At its core, everything begins with Dior and its global legacy. Inspired by images from a postwar 1950s charity fashion show in Scotland, Chiuri was drawn not to its formality but to the candid shots of models mingling with locals. This clash of dream and reality is where the magic lies. This reflection on past shows likely influenced her thoughts on contemporary fashion. While her Scottish-themed resort show retained her signature realism, it was imbued with greater theatricality and flair than previous collections. Fashion’s three-dimensionality—literal and metaphorical—has never been more vital.
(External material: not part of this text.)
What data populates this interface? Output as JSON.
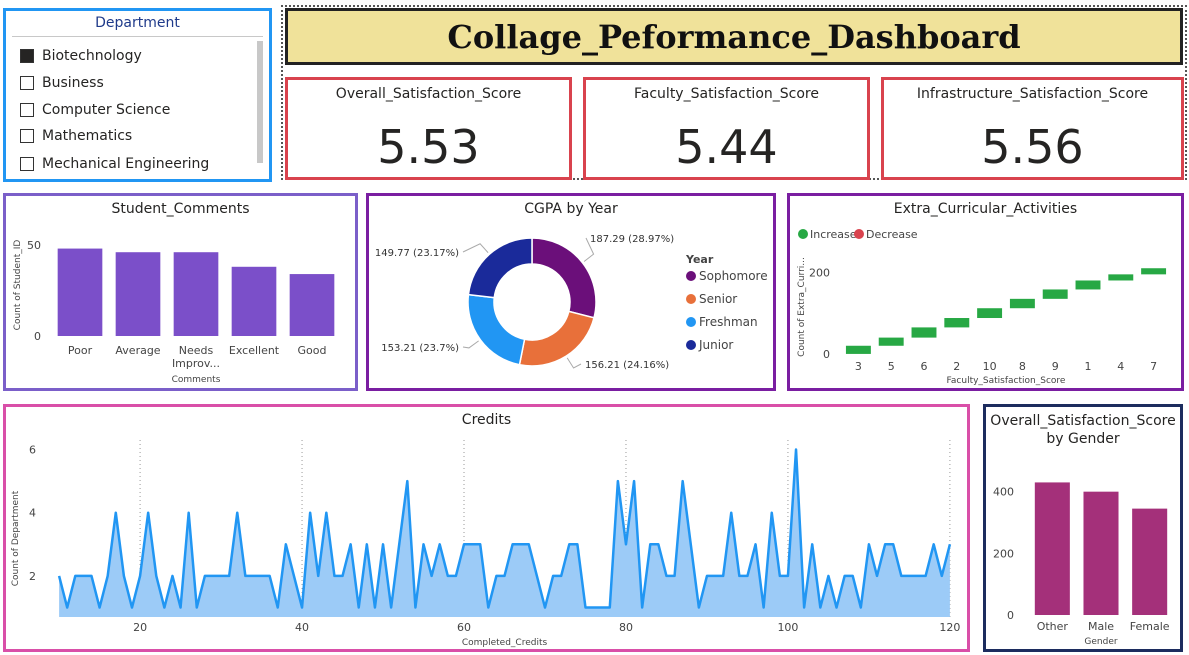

This collection communicated profoundly, even resonating over the skirl of the bagpipes.

Thursday, June 6, 2024

Virginie Viard Bows Out At Chanel

After 30 years, including the last five years as artistic director, Virginie Viard is exiting Chanel. The house confirmed her departure to Vogue Business on Wednesday. Viard was appointed artistic creative director in 2019 after Karl Lagerfeld passed away. The Haute Couture Autumn/Winter 2024/2025 collection will be presented as planned on 25 June at the Opéra Garnier.

“Chanel confirms the departure of Virginie Viard after a rich collaboration of five years as artistic director of fashion collections, during which she was able to renew the codes of the house while respecting the creative heritage of Chanel, and almost 30 years within the house,” the house said in a statement. “A new creative organisation will be announced in due course. Chanel would like to thank Virginie Viard for her remarkable contribution to Chanel’s fashion, creativity and vitality.”